Introduction

The Charities (Protection and Social Investment) Bill 2015 (“the Bill”) is currently before Parliament. The Bill is relatively short and deals with two areas in particular: i) the powers of charities to make social investments; and ii) granting the Charity Commission (“the Commission”) increased powers to deal with, and help to prevent, the abuse of charities.

Whilst it is the latter that has attracted most attention, many charities will draw comfort from the introduction of a statutory power to make social investments. Such statutory power may also be of interest to local authorities and other public bodies as social investments are often cited as ways in which charities can operate more efficiently. Such investments will be of interest to public bodies both as trustees of charities and as potential partners of third sector organisations.

What is a social investment?

A social investment is also known as a programme related investment (a term that originated in the US); programme related investment is the term the Commission uses in its detailed guidance on investments.

The Law Commission’s report on social investments (from 2014) is clear that a social investment is:

a transaction from which it [the charity] seeks to achieve both its charitable purposes……and a financial benefit

The Law Commission’s report also states that this is “unlikely to be an “investment” in the legal sense”. The primary objectives of a social investment are to further a charity’s purposes whilst also seeking to generate a financial return.
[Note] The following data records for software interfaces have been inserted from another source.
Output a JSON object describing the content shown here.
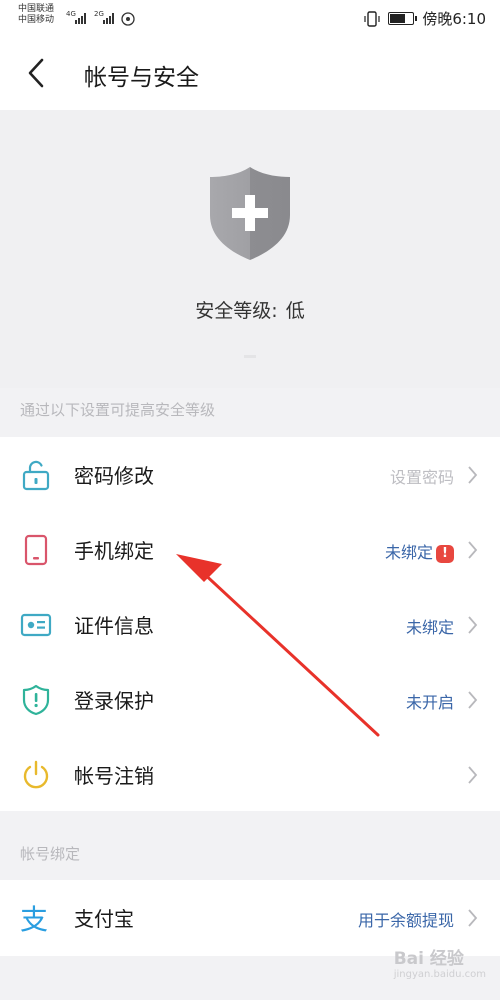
{
  "status_bar": {
    "carrier_1": "中国联通",
    "carrier_2": "中国移动",
    "net_1": "4G",
    "net_2": "2G",
    "time": "傍晚6:10"
  },
  "header": {
    "title": "帐号与安全"
  },
  "security": {
    "level_label": "安全等级:",
    "level_value": "低"
  },
  "section_1": {
    "hint": "通过以下设置可提高安全等级"
  },
  "rows": [
    {
      "label": "密码修改",
      "value": "设置密码",
      "icon": "lock-icon",
      "value_color": "#bdbdc2"
    },
    {
      "label": "手机绑定",
      "value": "未绑定",
      "icon": "phone-icon",
      "value_color": "#3a66a8",
      "badge": "!"
    },
    {
      "label": "证件信息",
      "value": "未绑定",
      "icon": "id-card-icon",
      "value_color": "#3a66a8"
    },
    {
      "label": "登录保护",
      "value": "未开启",
      "icon": "shield-icon",
      "value_color": "#3a66a8"
    },
    {
      "label": "帐号注销",
      "value": "",
      "icon": "power-icon"
    }
  ],
  "section_2": {
    "title": "帐号绑定"
  },
  "bindings": [
    {
      "label": "支付宝",
      "value": "用于余额提现",
      "icon": "alipay-icon"
    }
  ],
  "watermark": {
    "brand": "Bai 经验",
    "url": "jingyan.baidu.com"
  },
  "colors": {
    "accent_blue": "#3a66a8",
    "alert_red": "#e8473f",
    "arrow_red": "#e8322a",
    "shield_gray": "#9a9a9e"
  }
}
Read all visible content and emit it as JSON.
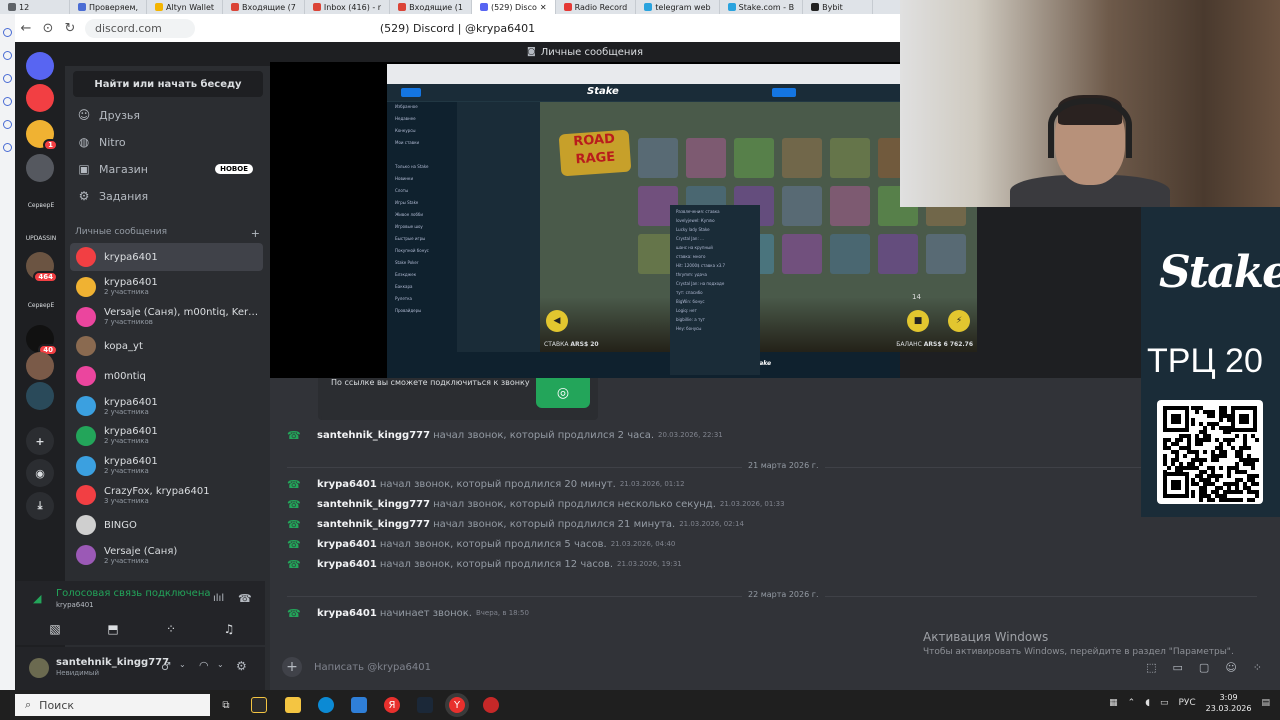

Some regard making a social investment as an entrepreneurial way for charities to operate because the charity receives a return on its funds (or at the very least gets those funds back) to use for its purposes. This should be contrasted with making a grant, where there is usually no return for the charity.

Charities usually apply their funds in direct furtherance of their purposes or by investing their funds to produce a financial return to be applied in furtherance of the charity’s purposes. A social investment, however, is made with the intention of achieving both outcomes. This may be attractive to local authorities and other public bodies looking at innovative ways of delivering services by partnering with third sector organisations and seeking aligned funding streams to benefit their communities.

The power to make a social investment

Many charity trustees are unsure whether they have the power to make social investments because the majority of charities do not have explicit powers set out in their governing documents. The result is that charity trustees have to rely on powers to spend (and possibly to invest) when making social investments, the uncertainty of which can make charity trustees uneasy. This is something that Lord Hodgson reported on in his review of the Charities Act 2006. As a result of Lord Hodgson’s review, the Law Commission undertook a review of the law on social investments.

It is worth noting that the proposed power to make a social investment will supplement, rather than replace, any other powers that a charity may rely on to make a social investment. The power may be restricted by a charity’s governing document and it applies to charities in existence when the Bill passes into law as well as those established after that date.

The Bill also introduces duties in relation to the making of social investments. The duties apply regardless of whether the power used to make the social investment in question is the new power set out in the Bill or some other power in a charity’s governing document.

Before exercising the power to make a social investment, charity trustees must consider whether advice should be obtained and satisfy themselves that the investment is in the best interests of the charity. Charity trustees must also review social investments from “time to time”. It is worth noting that the duties imposed on them cannot be restricted or excluded by the charity’s governing document.

The social investment element of the Bill has been well received by charity trustees and the Charity Commission, even though the view of many is that the Bill is only really setting out in statute powers that many charities already have. That said, many hope that having a statutory power will encourage an upturn in social investments by charities.

Protection of charities – increasing the Commission’s powers

The Bill is also seeking to provide the Commission with a number of new powers. It is worth noting that the Commission already has an extensive set of powers, although they are not always widely used. One of the reasons for the new powers is to prevent the abuse of charities, particularly in relation to terrorist fundraising.

The new powers that the Commission is proposed to be given include a power to issue “official warnings” for breach of trust, misconduct or mismanagement. The Commission will also be able to suspend a charity trustee pending investigation and ultimately remove a charity trustee following an inquiry or disqualify a charity trustee or a person in senior management of a charity. It will also have the power to wind up a charity by giving public notice.

The Bill also increases the number of matters that result in automatic charity trustee disqualification; now included are: unspent convictions for an offence of dishonesty, contempt of court and disobedience regarding a Commission order. The Bill states that the Commission will keep a register of all persons that have been disqualified by the High Court or Commission.

There are differing views in the charity sector as to how often these powers will be used and the extent to which the powers will affect the operation of charities. However, the Commission regards the new powers as vital if it is to fulfil its role as an effective regulator.

Progress through Parliament

The Bill completed report stage in the House of Lords on 20 July 2015. During this the Lords proposed 2 new clauses. Clause 9 which prevents charities being compelled to dispose of their assets, indicating the strength of opposition to the Government’s controversial “right to buy” scheme. This is highly likely to be defeated in the Commons. Clause 14 is designed to protect the public from intrusive fundraising practices by placing more regulation on charities using commercial fundraisers.

The Bill received its third and final reading in the House of Lords on 14th September 2015 and its first reading in the House of Commons took place on 15th September 2015. The date for the second reading in the House of Commons (where the general principle of the Bill will be debated) has not yet been announced.